For macro pictures, I generally use a distance that is around a meter further than the shortest possible (closest) focusing distance. I make sure that the zoom is set as far back as possible to achieve the largest possible field of view and greater depth of focus, which helps me get the subject into the picture as fast as I can.

Why depth of focus is important

I don’t use a tripod. Using the spotting scope without any kind of support certainly has its downsides, but there are definite advantages as well. First of all, it is much easier to move and make adjustments without having to wrestle with the tripod. It is much quicker for making movements forward, backward, or to the side. The same is also true for finding the right angle. Since the distance to the subject is very small in macrodigiscoping and the spotting scope has a large focal length, depth of focus becomes a crucial factor.

Macrodigiscoping sets different priorities

This is where the camera’s viewfinder comes into play as it indicates which part of the subject has been put in focus in the camera and spotting scope. This is important for making fine adjustments. If I’m producing photos like this, my priority is therefore quite clearly to ensure that the focus is set correctly. Selecting the right shutter speed is only a secondary priority for avoiding blurred movements. And the ISO values only come after this.

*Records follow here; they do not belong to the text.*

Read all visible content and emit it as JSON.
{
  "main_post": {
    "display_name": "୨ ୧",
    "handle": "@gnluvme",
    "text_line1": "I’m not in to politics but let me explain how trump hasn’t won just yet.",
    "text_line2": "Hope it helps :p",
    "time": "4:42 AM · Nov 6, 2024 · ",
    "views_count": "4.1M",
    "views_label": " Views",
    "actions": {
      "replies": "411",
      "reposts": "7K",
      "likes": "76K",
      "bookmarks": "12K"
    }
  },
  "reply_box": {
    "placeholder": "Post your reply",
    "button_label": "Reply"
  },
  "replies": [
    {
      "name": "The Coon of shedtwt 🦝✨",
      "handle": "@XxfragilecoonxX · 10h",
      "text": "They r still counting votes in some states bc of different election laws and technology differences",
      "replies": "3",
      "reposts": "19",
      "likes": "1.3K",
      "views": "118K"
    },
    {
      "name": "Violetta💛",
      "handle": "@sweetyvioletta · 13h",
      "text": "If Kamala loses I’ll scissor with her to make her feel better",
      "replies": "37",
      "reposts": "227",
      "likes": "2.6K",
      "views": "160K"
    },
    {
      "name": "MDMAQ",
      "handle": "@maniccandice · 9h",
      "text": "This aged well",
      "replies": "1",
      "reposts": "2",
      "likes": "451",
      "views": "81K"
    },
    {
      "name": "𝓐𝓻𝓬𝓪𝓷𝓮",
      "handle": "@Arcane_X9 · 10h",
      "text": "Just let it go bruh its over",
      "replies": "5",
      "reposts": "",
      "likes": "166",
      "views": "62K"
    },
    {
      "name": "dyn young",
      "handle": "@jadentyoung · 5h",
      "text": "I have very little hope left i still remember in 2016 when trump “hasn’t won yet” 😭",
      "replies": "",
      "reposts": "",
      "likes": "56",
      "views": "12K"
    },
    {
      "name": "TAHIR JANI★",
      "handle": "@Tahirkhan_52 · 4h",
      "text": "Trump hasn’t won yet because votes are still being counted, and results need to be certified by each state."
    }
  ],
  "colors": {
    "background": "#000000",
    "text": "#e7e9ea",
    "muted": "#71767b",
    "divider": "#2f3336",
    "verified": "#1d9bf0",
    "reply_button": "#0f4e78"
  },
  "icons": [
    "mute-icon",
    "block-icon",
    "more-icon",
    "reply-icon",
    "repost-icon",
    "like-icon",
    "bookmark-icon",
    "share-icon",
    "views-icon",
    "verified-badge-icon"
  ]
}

  • © Hannes Nothdurfter
  • © Hannes Nothdurfter
  • © Hannes Nothdurfter
  • © Hannes Nothdurfter
  • © Hannes Nothdurfter

Steady position producing excellent pictures

It is important to find a stable resting position for producing good macro images. Everything possible should be done to avoid any shaking so that the perfect focus setting can be achieved. After all, as it’s so neatly put: you can only focus on what you can actually see.

Slight movement causes a big impact

In addition to this, depth of focus poses a real challenge with the magnifications and distances that are normally used in macrodigiscoping. This is because the slightest movement forward or backward – even if it is only a millimeter – quickly puts the subject out of focus. But these problems are part and parcel of this kind of photography. Indeed, this is what actually makes it particularly appealing.

Below you can find a table which indicates the shortest focusing distances of SWAROVSKI OPTIK telescopes currently available:

TelescopeShortest focusing distance
ATX/STX 652.1 m/6.9 ft
ATX/STX 85 3.6 m/11.8 ft
ATX/STX 95 4.8 m/15.7 ft
ATS/STS 65 5.0 m/16.4 ft
ATS/STS 80 5.0 m/16.4 ft